The staff writer at The New Yorker and senior analyst at CNN Worldwide spoke to about 40 students, alumni and Medill professors in Fisk Hall about his experiences covering the Supreme Court. He is the second speaker this quarter in the “Literature of Fact” lecture series.
“I’m actually an avid Supreme Court fan,” said Medill senior Christina Walker, who attended the event. “Jeffrey Toobin writes very influential articles regarding the Supreme Court, so I was excited to learn that he would be on campus.”
Toobin discussed in-depth reporting before focusing on the research for his most recent books, “The Nine” and “The Oath,” which both examine the inner workings of the Supreme Court.
Despite what he called his “terrible record” of predicting case outcomes on CNN, Toobin said he thought the Supreme Court would rule against a university’s right to use race as a factor in admissions when it decides the Fisher v. University of Texas case in the next few weeks. This ruling would effectively overturn the court’s 2003 decision in Grutter v. Bollinger.
“Obviously there is a substantial court of justices who thought Grutter was wrong,” he said. “Based on the oral argument, it sure looks likely to me that they are going to … overturn the policy in Texas, but they will not formally overrule Grutter.”
Toobin also predicted the court would rule against legalizing gay marriage nationwide in upcoming cases challenging the Defense of Marriage Act and California’s Proposition 8.
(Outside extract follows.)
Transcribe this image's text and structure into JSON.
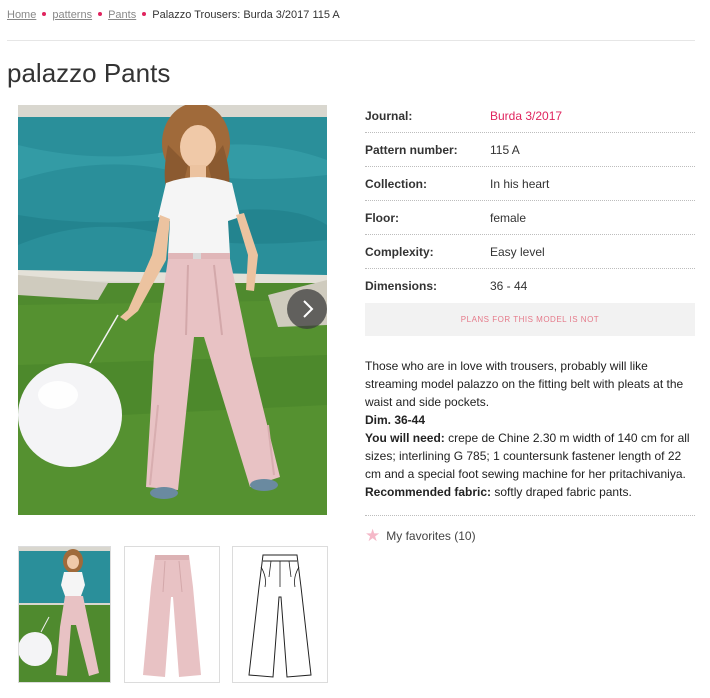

He stressed the importance of politics in the Supreme Court, using questions surrounding abortion rights and affirmative action, both major issues the Supreme Court has considered, as examples.
“My view is that the Supreme Court is as much a political institution as it is a judicial institution … but I don’t say out of criticism,” he said. “These are as much ideological questions as they are legal ones.”
Medill Prof. David Abrahamson said Toobin’s “accomplished” career as a literary journalist and his work with current Supreme Court cases made him a relevant speaker.
“Jeffrey’s a journalist who has stirred up heated arguments surrounding his work but nevertheless retains a prominent position in literary, investigative and legal journalism,” he said.
Toobin emphasized the importance of in-depth reporting when covering the Supreme Court and read several excerpts of literary journalism to illustrate his point. He explained why he believes extensive reporting is necessary to support opinionated journalism.
“What I try to do at The New Yorker is sometimes advocacy journalism,” he said. “I don’t think you can read ‘The Nine’ without knowing what I think of the Court’s decision in Bush v. Gore, and I don’t have a problem with that.”
He also discussed the “drudgery” of the in-depth reporting he does and the frequent rejection he faces while reporting on the court.
“It’s the hardest thing I do,” he said. “The greatest attribute I bring to this work is a thick skin.”